In any event, my sons and I were discussing Mother’s Day, and they wanted to know what I might like.  I mentioned, among other things, that flowers might be nice.  I got some already, so it seems.

Down here

May 9, 2014

I may just be looking for an excuse to post a link to this, Richard Shindell & co. playing a couple of tunes, but I thought I could reasonably freight the second song, “Your Guitar,” with a deeper meaning.

I can hear it as being about how some of us feel about being born into this world.  We do hope that a song may flow forth from us, even as we wonder what this world is all about and what we are doing here.

Veering off course

May 6, 2014

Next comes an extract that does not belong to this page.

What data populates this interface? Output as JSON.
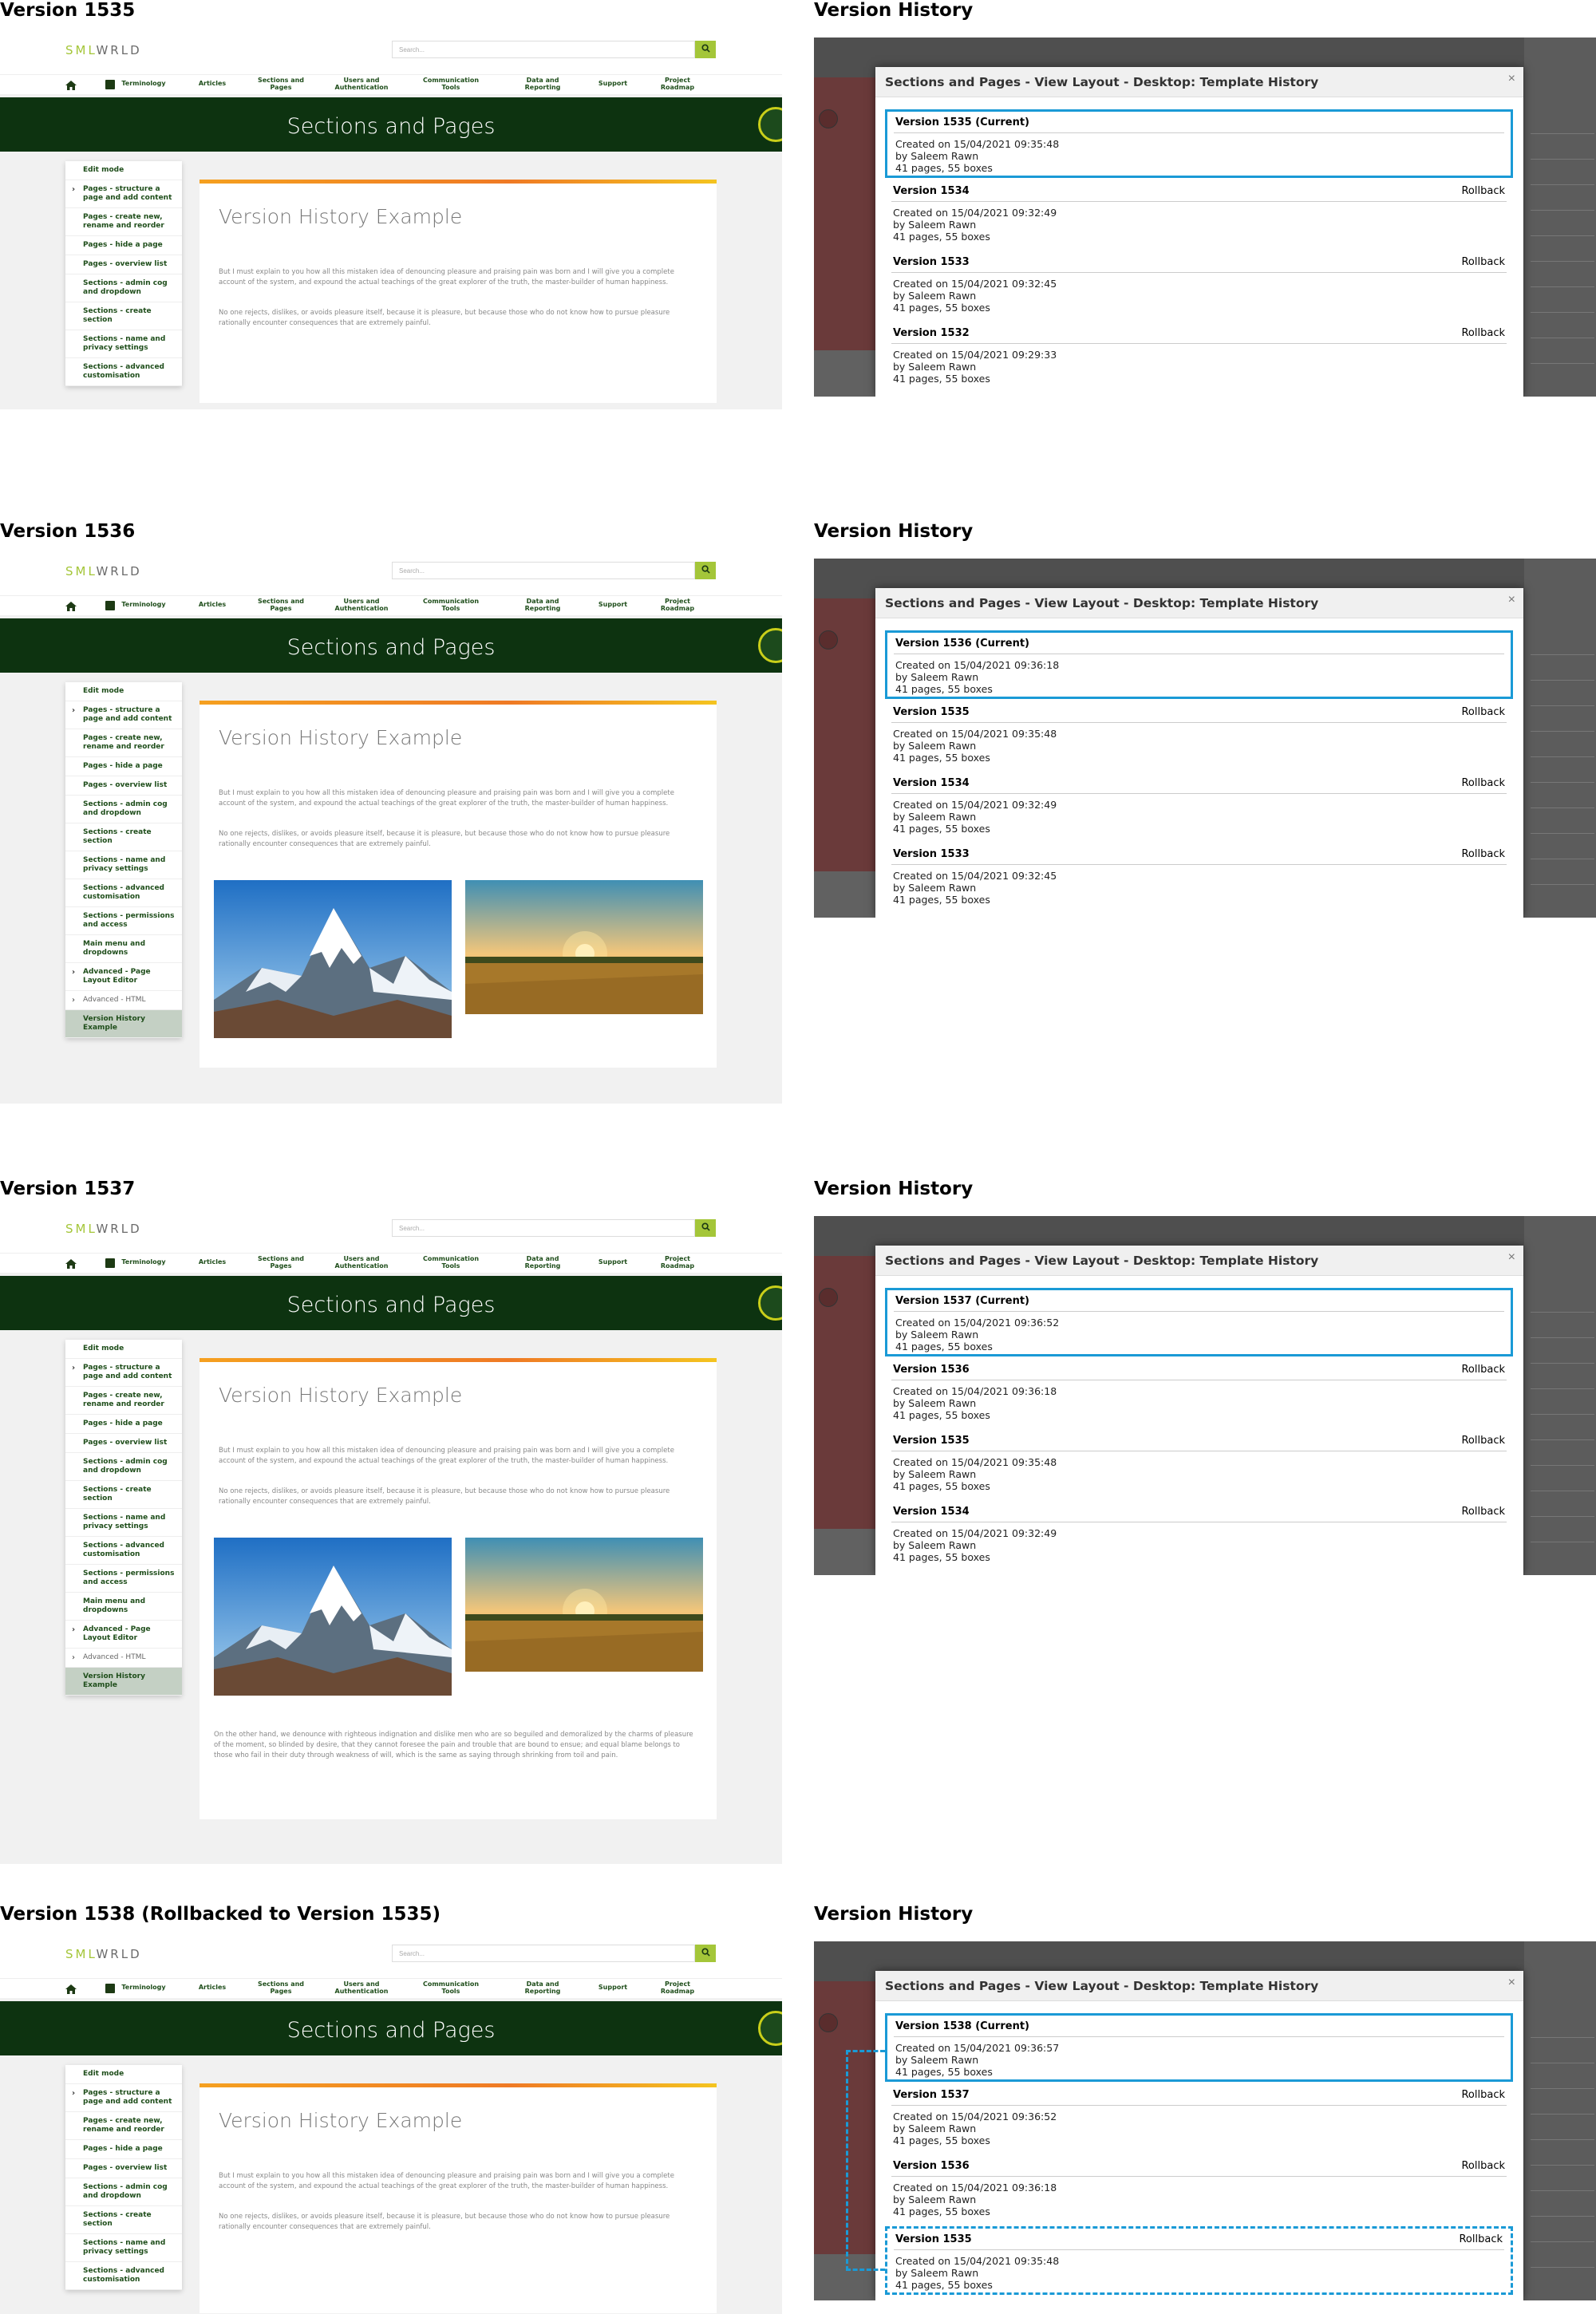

The decision by the Supreme Court handed down yesterday allowing prayer at the opening of the meeting of a local government body seemed to me to illustrate how one misstep can lead to another.

I think I’ve written how I often pray before I participate in a meeting.  I want openness and space and to have things go as well as they can.  I don’t want my behavior to get in the way of that, and I include willingness and a request to get some help with that when I pray (privately) before I participate in a meeting.

At a meeting that is avowedly focused on things spiritual and that opens with a group prayer, I can often feel the atmosphere change for the better during the prayer, especially if it goes on long enough and catches a current; I notice openness, peacefulness, calm, good will, relaxing of faces and postures.  So I do like group prayer.  (I wish I got more of it — I find it is too often accompanied by other stuff, stuff which I don’t want.)

But prayer is supposed to serve the greater good, and in a public meeting not about things spiritual, insisting on “prayer” when some people find it unwelcome sounds to me at best ineffective and at worst a reflection that it isn’t a prayer that is being invoked.

So now we’ve put the matter of such behavior before the Supreme Court, and have precipitated a judicial imprimatur for prayer of the foisted variety.

In my opinion, we have veered off and lost the trail.  To me, though, it started with the notion of what a prayer is and isn’t — I think that’s where we first misstepped.